“Today, an unavoidable sense of impending ecological crisis pulses under our daily lives, and in recent years a number of photographers have made projects that respond to that anxiety. Coming together to form a new and more urgent environmental gaze, several of those artists are included in this essay. Both directly and indirectly, they find ways to interrogate the longevity of our increasingly fraught relationship with the natural world—through the subject of rocks.”
Den Boer: “In the end the meaning of the stones is not so much derived from the emotional story I have with them, but more as a way of trying to convey the value of the earth as a whole. Rocks and mountains have such a great primal force to them and that evokes a longing and a sense of belonging for me, and a strange feeling of reassurance. The earth, and the mountains existed long before we human beings did.”
So, why photography, and why rocks? For den Boer, “it has something to do with observing, and the intensity of the act of observing,” she says. “Photography might be my way to feel a deep connection with the landscape.
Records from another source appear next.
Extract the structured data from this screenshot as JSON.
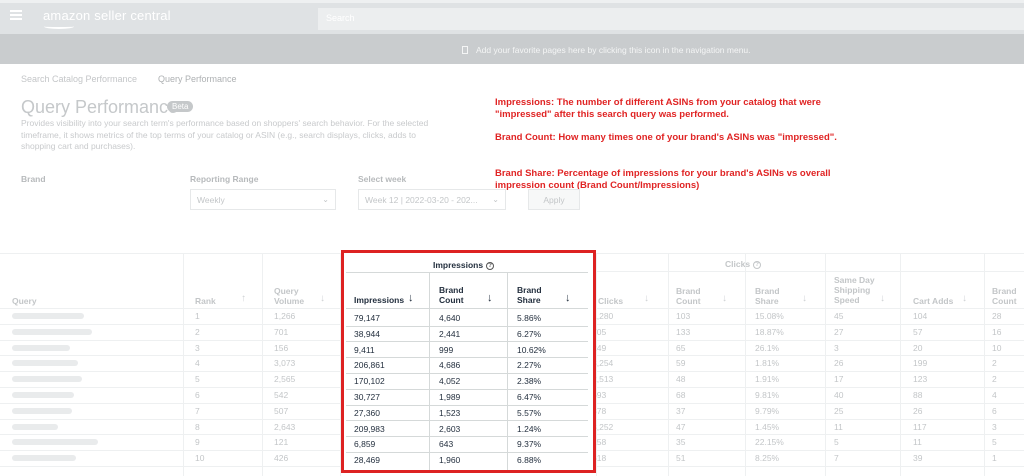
{
  "header": {
    "logo": "amazon seller central",
    "search_placeholder": "Search",
    "favorites_hint": "Add your favorite pages here by clicking this icon in the navigation menu."
  },
  "breadcrumb": {
    "item1": "Search Catalog Performance",
    "item2": "Query Performance"
  },
  "page": {
    "title": "Query Performance",
    "badge": "Beta",
    "description": "Provides visibility into your search term's performance based on shoppers' search behavior. For the selected timeframe, it shows metrics of the top terms of your catalog or ASIN (e.g., search displays, clicks, adds to shopping cart and purchases)."
  },
  "annotations": {
    "impressions": "Impressions: The number of different ASINs from your catalog that were \"impressed\" after this search query was performed.",
    "brand_count": "Brand Count: How many times one of your brand's ASINs was \"impressed\".",
    "brand_share": "Brand Share: Percentage of impressions for your brand's ASINs vs overall impression count (Brand Count/Impressions)"
  },
  "filters": {
    "brand_label": "Brand",
    "range_label": "Reporting Range",
    "range_value": "Weekly",
    "week_label": "Select week",
    "week_value": "Week 12 | 2022-03-20 - 202...",
    "apply": "Apply"
  },
  "table": {
    "headers": {
      "query": "Query",
      "rank": "Rank",
      "query_volume": [
        "Query",
        "Volume"
      ],
      "impressions_group": "Impressions",
      "impressions": "Impressions",
      "brand_count": [
        "Brand",
        "Count"
      ],
      "brand_share": [
        "Brand",
        "Share"
      ],
      "clicks_group": "Clicks",
      "clicks": "Clicks",
      "clicks_brand_count": [
        "Brand",
        "Count"
      ],
      "clicks_brand_share": [
        "Brand",
        "Share"
      ],
      "same_day": [
        "Same Day",
        "Shipping",
        "Speed"
      ],
      "cart_adds": "Cart Adds",
      "cart_brand_count": [
        "Brand",
        "Count"
      ]
    },
    "rows": [
      {
        "rank": "1",
        "volume": "1,266",
        "impressions": "79,147",
        "brand_count": "4,640",
        "brand_share": "5.86%",
        "clicks": "1,280",
        "c_count": "103",
        "c_share": "15.08%",
        "same_day": "45",
        "cart": "104",
        "cart_count": "28"
      },
      {
        "rank": "2",
        "volume": "701",
        "impressions": "38,944",
        "brand_count": "2,441",
        "brand_share": "6.27%",
        "clicks": "705",
        "c_count": "133",
        "c_share": "18.87%",
        "same_day": "27",
        "cart": "57",
        "cart_count": "16"
      },
      {
        "rank": "3",
        "volume": "156",
        "impressions": "9,411",
        "brand_count": "999",
        "brand_share": "10.62%",
        "clicks": "249",
        "c_count": "65",
        "c_share": "26.1%",
        "same_day": "3",
        "cart": "20",
        "cart_count": "10"
      },
      {
        "rank": "4",
        "volume": "3,073",
        "impressions": "206,861",
        "brand_count": "4,686",
        "brand_share": "2.27%",
        "clicks": "3,254",
        "c_count": "59",
        "c_share": "1.81%",
        "same_day": "26",
        "cart": "199",
        "cart_count": "2"
      },
      {
        "rank": "5",
        "volume": "2,565",
        "impressions": "170,102",
        "brand_count": "4,052",
        "brand_share": "2.38%",
        "clicks": "2,513",
        "c_count": "48",
        "c_share": "1.91%",
        "same_day": "17",
        "cart": "123",
        "cart_count": "2"
      },
      {
        "rank": "6",
        "volume": "542",
        "impressions": "30,727",
        "brand_count": "1,989",
        "brand_share": "6.47%",
        "clicks": "693",
        "c_count": "68",
        "c_share": "9.81%",
        "same_day": "40",
        "cart": "88",
        "cart_count": "4"
      },
      {
        "rank": "7",
        "volume": "507",
        "impressions": "27,360",
        "brand_count": "1,523",
        "brand_share": "5.57%",
        "clicks": "378",
        "c_count": "37",
        "c_share": "9.79%",
        "same_day": "25",
        "cart": "26",
        "cart_count": "6"
      },
      {
        "rank": "8",
        "volume": "2,643",
        "impressions": "209,983",
        "brand_count": "2,603",
        "brand_share": "1.24%",
        "clicks": "3,252",
        "c_count": "47",
        "c_share": "1.45%",
        "same_day": "11",
        "cart": "117",
        "cart_count": "3"
      },
      {
        "rank": "9",
        "volume": "121",
        "impressions": "6,859",
        "brand_count": "643",
        "brand_share": "9.37%",
        "clicks": "158",
        "c_count": "35",
        "c_share": "22.15%",
        "same_day": "5",
        "cart": "11",
        "cart_count": "5"
      },
      {
        "rank": "10",
        "volume": "426",
        "impressions": "28,469",
        "brand_count": "1,960",
        "brand_share": "6.88%",
        "clicks": "618",
        "c_count": "51",
        "c_share": "8.25%",
        "same_day": "7",
        "cart": "39",
        "cart_count": "1"
      }
    ]
  },
  "colors": {
    "annotation": "#e02424",
    "highlight_border": "#dd2222",
    "text_dark": "#232f3e"
  }
}
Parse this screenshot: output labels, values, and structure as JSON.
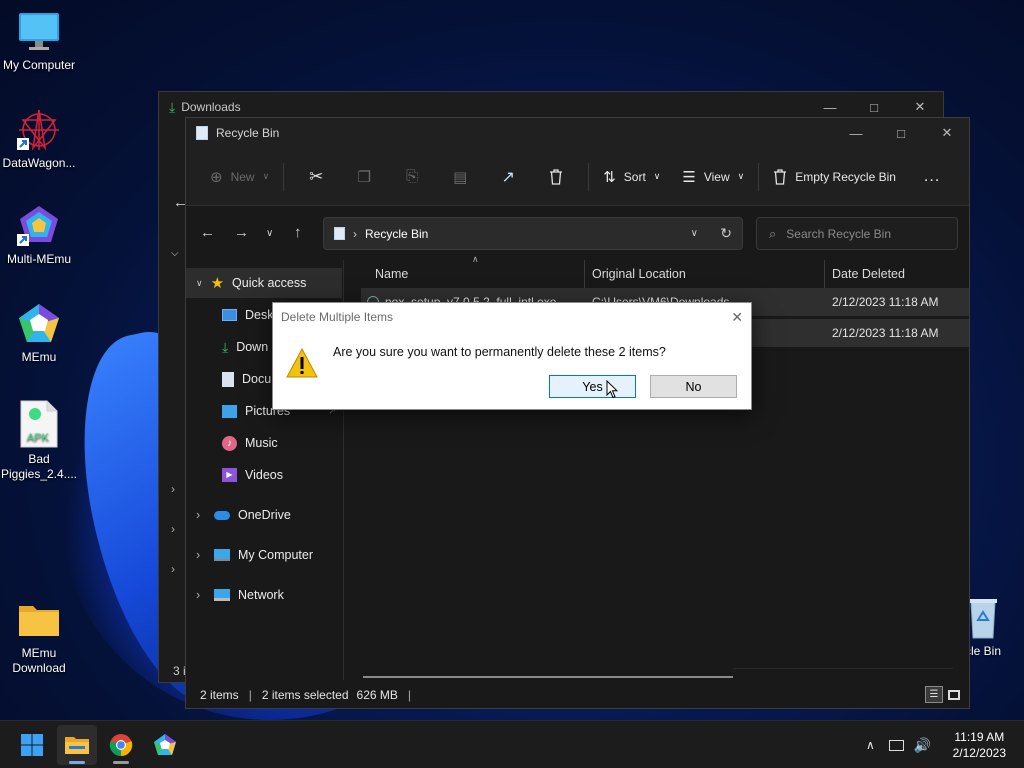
{
  "desktop": {
    "icons": [
      {
        "label": "My Computer"
      },
      {
        "label": "DataWagon..."
      },
      {
        "label": "Multi-MEmu"
      },
      {
        "label": "MEmu"
      },
      {
        "label": "Bad Piggies_2.4....",
        "badge": "APK"
      },
      {
        "label": "MEmu Download"
      },
      {
        "label": "cle Bin"
      }
    ]
  },
  "bg_window": {
    "title": "Downloads",
    "status": "3 i"
  },
  "window": {
    "title": "Recycle Bin",
    "toolbar": {
      "new_label": "New",
      "sort_label": "Sort",
      "view_label": "View",
      "empty_label": "Empty Recycle Bin",
      "more_label": "..."
    },
    "address": {
      "path": "Recycle Bin",
      "search_placeholder": "Search Recycle Bin"
    },
    "sidebar": {
      "quick_access": "Quick access",
      "items": [
        {
          "label": "Deskt"
        },
        {
          "label": "Down"
        },
        {
          "label": "Docu"
        },
        {
          "label": "Pictures"
        },
        {
          "label": "Music"
        },
        {
          "label": "Videos"
        },
        {
          "label": "OneDrive"
        },
        {
          "label": "My Computer"
        },
        {
          "label": "Network"
        }
      ]
    },
    "columns": {
      "name": "Name",
      "original_location": "Original Location",
      "date_deleted": "Date Deleted"
    },
    "rows": [
      {
        "name": "nox_setup_v7.0.5.2_full_intl.exe",
        "location": "C:\\Users\\VM6\\Downloads",
        "date": "2/12/2023 11:18 AM"
      },
      {
        "name": "",
        "location": "",
        "date": "2/12/2023 11:18 AM"
      }
    ],
    "status": {
      "count": "2 items",
      "selected": "2 items selected",
      "size": "626 MB"
    }
  },
  "dialog": {
    "title": "Delete Multiple Items",
    "message": "Are you sure you want to permanently delete these 2 items?",
    "yes_label": "Yes",
    "no_label": "No"
  },
  "taskbar": {
    "time": "11:19 AM",
    "date": "2/12/2023"
  },
  "colors": {
    "accent": "#0078d7",
    "folder_yellow": "#f6c342",
    "warning_yellow": "#f4c20d"
  }
}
I can look at it and be in awe, but when photographing it, the experience of feeling connected intensifies.”
Read the full essay HERE.